** Extracted entries follows **
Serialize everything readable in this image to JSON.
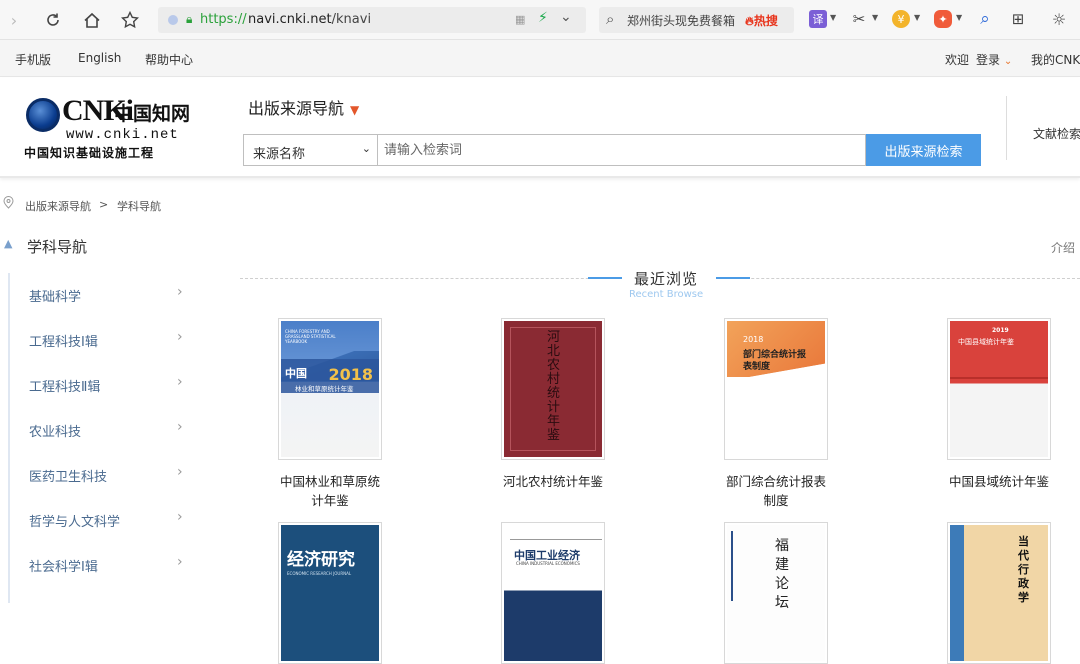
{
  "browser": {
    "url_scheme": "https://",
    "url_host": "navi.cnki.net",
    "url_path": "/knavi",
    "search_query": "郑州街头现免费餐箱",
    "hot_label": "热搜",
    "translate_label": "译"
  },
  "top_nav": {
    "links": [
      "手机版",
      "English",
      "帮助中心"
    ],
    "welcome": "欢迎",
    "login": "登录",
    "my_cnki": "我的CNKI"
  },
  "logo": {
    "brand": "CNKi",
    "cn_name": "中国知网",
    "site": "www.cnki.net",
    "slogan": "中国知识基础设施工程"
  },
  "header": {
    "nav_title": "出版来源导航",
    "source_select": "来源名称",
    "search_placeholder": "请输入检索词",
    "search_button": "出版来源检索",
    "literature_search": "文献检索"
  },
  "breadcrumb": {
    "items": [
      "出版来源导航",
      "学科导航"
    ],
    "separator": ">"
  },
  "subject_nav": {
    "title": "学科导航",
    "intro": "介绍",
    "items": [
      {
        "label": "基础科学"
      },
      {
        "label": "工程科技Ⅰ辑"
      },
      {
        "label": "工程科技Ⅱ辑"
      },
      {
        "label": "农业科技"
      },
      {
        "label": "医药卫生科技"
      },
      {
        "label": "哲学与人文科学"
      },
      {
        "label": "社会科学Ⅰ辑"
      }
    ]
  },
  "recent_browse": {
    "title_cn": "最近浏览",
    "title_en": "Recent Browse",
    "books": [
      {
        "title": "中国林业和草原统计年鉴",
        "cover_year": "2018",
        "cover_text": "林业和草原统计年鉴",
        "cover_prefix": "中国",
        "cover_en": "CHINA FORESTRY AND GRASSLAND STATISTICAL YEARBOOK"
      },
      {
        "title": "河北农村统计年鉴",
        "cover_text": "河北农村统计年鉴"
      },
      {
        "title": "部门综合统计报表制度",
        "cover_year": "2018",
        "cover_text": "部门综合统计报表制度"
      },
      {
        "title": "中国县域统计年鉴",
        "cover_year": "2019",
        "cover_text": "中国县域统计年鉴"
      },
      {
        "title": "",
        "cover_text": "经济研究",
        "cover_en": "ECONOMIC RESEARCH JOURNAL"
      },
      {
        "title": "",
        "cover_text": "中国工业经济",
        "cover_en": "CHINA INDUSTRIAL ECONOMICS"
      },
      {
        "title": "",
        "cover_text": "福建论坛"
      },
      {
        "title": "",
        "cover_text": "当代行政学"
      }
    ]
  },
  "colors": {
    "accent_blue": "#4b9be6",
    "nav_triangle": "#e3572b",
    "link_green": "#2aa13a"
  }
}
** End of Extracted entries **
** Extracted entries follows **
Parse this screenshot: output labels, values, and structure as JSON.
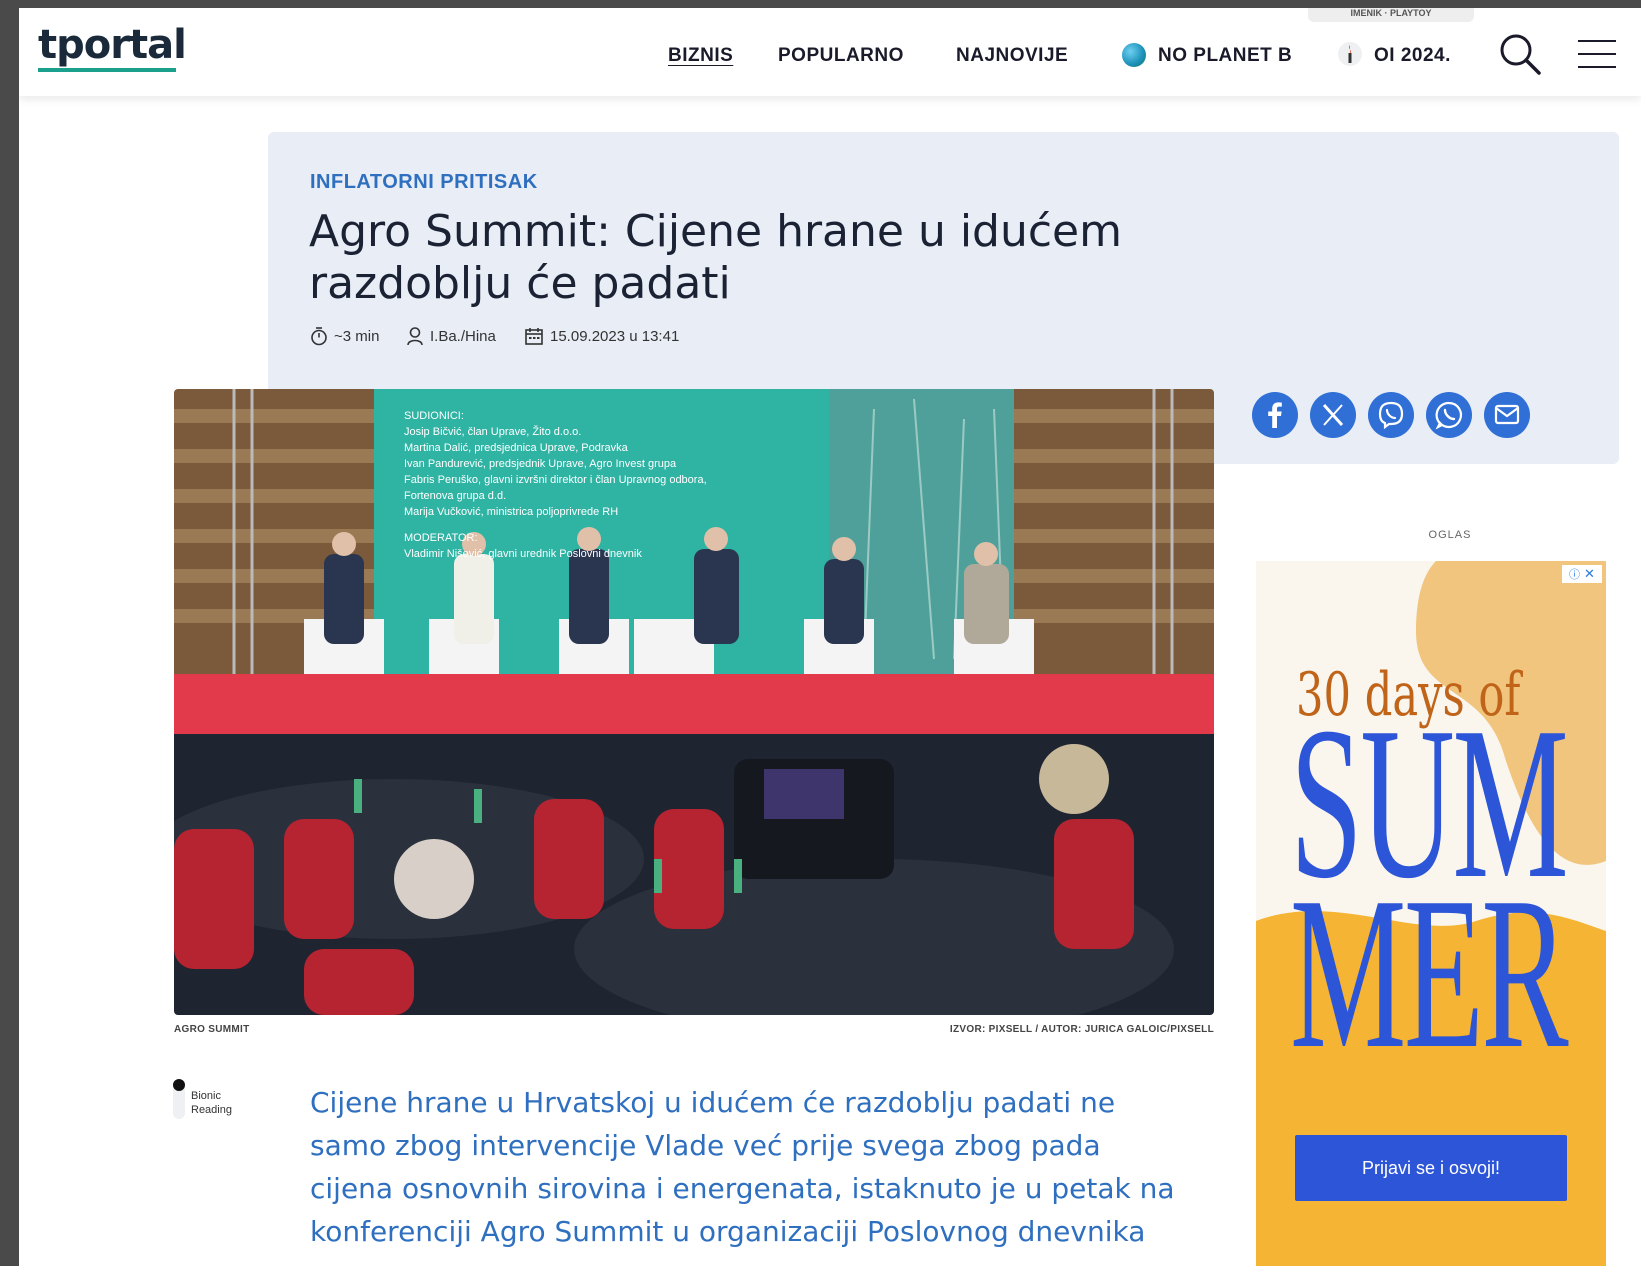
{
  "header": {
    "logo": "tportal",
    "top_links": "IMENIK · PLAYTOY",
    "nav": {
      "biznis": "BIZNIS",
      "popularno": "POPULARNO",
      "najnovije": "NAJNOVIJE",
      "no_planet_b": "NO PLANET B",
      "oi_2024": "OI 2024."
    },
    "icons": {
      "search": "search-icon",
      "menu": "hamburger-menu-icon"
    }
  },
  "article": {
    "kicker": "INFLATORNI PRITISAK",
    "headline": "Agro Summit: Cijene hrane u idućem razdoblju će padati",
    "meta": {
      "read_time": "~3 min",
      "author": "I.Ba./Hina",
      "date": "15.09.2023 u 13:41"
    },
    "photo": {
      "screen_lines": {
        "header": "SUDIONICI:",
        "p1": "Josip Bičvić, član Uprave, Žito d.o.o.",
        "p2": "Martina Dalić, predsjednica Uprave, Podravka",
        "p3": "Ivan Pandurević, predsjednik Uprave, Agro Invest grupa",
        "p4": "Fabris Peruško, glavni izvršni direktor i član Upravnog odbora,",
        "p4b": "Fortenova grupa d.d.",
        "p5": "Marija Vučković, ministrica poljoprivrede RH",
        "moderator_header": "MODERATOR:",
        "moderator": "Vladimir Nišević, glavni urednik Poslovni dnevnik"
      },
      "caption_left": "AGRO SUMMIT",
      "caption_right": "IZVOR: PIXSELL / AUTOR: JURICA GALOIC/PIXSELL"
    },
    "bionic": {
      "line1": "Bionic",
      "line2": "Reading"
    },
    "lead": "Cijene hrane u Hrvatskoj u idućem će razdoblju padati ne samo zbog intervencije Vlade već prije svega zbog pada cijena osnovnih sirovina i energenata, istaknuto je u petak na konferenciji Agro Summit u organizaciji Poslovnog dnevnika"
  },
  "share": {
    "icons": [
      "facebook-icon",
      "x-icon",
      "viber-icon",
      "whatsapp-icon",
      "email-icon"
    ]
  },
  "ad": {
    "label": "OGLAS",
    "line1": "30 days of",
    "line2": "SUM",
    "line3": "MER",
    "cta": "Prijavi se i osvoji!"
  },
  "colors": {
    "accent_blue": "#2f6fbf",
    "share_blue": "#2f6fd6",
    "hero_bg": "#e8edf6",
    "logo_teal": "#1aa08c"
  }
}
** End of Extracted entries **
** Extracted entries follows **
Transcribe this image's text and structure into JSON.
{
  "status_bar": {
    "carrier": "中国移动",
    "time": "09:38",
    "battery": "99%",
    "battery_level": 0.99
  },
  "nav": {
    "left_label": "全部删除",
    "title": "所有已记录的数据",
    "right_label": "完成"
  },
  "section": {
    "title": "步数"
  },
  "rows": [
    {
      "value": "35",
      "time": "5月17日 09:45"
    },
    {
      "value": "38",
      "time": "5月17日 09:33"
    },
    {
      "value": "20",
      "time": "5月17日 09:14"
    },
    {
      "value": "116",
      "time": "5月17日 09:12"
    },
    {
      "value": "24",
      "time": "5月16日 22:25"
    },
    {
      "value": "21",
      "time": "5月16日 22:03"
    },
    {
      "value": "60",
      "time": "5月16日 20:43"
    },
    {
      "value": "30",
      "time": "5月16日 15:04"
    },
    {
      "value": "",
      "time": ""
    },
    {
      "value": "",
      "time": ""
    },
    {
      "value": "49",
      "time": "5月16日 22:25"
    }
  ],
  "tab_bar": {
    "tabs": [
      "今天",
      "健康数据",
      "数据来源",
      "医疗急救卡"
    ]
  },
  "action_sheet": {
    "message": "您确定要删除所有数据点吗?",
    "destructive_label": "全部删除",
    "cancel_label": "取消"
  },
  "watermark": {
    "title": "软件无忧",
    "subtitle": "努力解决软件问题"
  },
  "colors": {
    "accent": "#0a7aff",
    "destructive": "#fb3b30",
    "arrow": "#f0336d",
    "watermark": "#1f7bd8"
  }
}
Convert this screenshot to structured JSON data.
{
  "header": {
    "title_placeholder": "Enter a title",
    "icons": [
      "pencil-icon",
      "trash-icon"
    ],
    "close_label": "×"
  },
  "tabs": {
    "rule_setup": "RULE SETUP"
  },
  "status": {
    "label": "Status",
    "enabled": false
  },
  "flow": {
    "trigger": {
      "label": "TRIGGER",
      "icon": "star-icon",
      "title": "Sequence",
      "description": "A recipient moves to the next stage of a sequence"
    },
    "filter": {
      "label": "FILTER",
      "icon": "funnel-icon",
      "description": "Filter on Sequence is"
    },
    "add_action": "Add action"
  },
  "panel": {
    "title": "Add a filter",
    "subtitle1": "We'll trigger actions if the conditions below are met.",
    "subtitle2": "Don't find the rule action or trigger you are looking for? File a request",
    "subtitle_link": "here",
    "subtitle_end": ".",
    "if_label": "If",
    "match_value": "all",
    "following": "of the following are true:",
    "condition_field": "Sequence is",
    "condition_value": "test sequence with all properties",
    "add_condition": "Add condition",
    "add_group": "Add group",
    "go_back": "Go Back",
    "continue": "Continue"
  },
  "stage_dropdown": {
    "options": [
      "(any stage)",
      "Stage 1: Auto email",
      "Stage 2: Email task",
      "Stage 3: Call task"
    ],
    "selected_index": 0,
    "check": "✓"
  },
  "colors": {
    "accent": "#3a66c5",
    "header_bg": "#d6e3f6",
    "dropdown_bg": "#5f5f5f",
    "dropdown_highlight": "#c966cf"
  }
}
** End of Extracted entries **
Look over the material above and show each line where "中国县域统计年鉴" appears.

        "title": "中国县域统计年鉴",
        "cover_text": "中国县域统计年鉴"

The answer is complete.